RWANDA: New Theological College nears completion
[Source: L'Eglise Episcopal au Rwanda] The Anglican Church of Rwanda, one of the 12 African Anglican provinces, is completing a new theological college in the rural area of Kabuga, located on the outskirts of the capital city, Kigali.
The college will begin educational courses in the near future that will focus primarily on theology and reconciliation.
Full story and photographs
SWITZERLAND: Old Catholics and Anglicans mark 75 years of Bonn agreement
[Source: Ecumenical News International] The Anglican and Old-Catholic churches in Switzerland have celebrated in the Swiss capital the 75th anniversary of an agreement on full communion that is seen as foreshadowing later accords between other churches.
"You have achieved so much together," Archdeacon Colin Williams, an Anglican priest who is general secretary of the Conference of European Churches, told the congregation at a September 2 service in the Anglican Church of St. Ursula's in Berne.
The Old Catholic Church in Switzerland traces its history to a movement of some Swiss Roman Catholics against the declaration of papal infallibility in 1870. They joined with similar movements in other countries to form the Union of Utrecht in 1889 as a grouping of Old Catholic churches. Contacts with other denominations led to the 1931 Bonn Agreement which established intercommunion between Anglican and Old-Catholic churches.
"We rejoice that for 75 years in all sorts of ways and in all sorts of places throughout Europe, you have lived out a life of full communion with each other," said Williams. "So many churches and families of churches are striving to stand where together you stand, in full communion with their sisters and brothers in Christ."

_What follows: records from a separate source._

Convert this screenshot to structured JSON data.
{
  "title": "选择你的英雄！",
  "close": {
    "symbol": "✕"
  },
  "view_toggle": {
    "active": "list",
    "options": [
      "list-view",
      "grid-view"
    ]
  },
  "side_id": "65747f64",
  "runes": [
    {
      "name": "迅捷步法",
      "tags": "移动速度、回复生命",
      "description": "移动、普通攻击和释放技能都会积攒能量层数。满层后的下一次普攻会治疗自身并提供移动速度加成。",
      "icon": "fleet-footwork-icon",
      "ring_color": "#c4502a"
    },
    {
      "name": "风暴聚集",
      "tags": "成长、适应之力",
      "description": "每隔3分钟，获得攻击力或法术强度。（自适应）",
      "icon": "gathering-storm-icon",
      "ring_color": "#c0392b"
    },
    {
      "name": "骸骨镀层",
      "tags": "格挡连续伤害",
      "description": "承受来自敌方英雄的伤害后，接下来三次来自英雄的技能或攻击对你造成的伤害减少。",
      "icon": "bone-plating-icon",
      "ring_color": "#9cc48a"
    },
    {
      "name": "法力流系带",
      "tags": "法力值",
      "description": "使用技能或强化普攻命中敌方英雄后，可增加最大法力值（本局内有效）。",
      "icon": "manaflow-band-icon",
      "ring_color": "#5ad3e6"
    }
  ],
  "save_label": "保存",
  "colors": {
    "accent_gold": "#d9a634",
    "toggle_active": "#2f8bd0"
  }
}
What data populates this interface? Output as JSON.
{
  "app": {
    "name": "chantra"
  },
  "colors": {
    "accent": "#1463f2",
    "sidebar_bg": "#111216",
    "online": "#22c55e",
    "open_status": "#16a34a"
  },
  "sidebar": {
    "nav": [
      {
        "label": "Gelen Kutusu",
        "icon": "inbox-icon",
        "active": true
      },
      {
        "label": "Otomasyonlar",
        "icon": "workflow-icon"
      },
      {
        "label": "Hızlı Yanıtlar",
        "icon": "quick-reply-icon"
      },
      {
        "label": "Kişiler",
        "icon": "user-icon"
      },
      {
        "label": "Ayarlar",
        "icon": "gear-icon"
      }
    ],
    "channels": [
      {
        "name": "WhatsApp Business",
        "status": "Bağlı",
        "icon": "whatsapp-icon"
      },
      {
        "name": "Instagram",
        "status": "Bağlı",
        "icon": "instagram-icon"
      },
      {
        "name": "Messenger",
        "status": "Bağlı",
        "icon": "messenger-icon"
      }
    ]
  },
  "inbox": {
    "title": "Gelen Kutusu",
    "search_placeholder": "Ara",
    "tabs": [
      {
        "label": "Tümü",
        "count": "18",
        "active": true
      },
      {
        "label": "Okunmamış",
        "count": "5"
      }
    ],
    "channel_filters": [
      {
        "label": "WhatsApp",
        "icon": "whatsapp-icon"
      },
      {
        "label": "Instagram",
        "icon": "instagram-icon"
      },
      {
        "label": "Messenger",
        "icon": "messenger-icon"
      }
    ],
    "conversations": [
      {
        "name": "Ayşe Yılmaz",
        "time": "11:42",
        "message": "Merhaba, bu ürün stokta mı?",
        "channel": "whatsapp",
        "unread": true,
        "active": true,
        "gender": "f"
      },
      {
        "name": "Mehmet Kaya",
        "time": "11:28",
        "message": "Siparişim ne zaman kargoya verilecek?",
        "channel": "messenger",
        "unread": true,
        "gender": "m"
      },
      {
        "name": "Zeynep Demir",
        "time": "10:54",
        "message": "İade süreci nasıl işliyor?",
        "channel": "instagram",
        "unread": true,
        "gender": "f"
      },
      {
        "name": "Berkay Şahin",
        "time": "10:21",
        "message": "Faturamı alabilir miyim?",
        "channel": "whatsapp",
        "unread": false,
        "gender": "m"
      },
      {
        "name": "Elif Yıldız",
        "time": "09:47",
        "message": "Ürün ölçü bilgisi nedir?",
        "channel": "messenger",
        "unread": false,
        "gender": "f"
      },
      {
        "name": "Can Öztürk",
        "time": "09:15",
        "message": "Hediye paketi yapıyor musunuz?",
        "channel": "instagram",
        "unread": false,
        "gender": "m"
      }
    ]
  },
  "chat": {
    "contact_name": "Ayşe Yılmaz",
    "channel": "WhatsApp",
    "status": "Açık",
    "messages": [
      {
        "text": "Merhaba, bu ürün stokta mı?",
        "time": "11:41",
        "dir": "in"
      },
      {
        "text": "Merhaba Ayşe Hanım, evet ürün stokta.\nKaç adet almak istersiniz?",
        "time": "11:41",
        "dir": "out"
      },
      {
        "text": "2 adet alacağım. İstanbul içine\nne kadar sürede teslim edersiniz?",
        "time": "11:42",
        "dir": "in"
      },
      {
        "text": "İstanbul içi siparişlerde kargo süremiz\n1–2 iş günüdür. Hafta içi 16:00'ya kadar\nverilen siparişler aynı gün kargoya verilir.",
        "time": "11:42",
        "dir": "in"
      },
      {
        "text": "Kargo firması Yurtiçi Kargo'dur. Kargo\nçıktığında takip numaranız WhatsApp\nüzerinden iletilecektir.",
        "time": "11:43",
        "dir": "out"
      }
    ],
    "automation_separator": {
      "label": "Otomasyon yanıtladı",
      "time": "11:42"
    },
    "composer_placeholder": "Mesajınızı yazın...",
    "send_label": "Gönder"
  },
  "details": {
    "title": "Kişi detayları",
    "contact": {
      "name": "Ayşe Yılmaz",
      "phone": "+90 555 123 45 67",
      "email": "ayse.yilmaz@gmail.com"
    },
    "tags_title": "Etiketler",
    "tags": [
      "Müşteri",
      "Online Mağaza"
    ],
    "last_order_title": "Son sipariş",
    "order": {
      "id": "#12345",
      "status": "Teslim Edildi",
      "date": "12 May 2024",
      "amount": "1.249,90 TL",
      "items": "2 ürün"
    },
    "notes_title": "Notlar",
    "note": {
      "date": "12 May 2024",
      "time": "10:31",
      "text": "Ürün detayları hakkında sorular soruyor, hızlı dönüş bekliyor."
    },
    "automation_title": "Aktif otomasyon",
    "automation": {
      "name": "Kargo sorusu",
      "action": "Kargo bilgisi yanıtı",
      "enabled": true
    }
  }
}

The celebrations to mark the anniversary started with a common Eucharist in the Old Catholic church of St. Peter and Paul's Old-Catholic church in Berne, at which the sermon was given by Suffragan Bishop David Hamid of the Church of England's Diocese in Europe.
An international celebration of the Bonn Agreement took place in Freiburg, Germany, on August 9 with the participation of the Archbishop of Canterbury, Rowan Williams, and the Old-Catholic Archbishop of Utrecht, Joris Verkammen.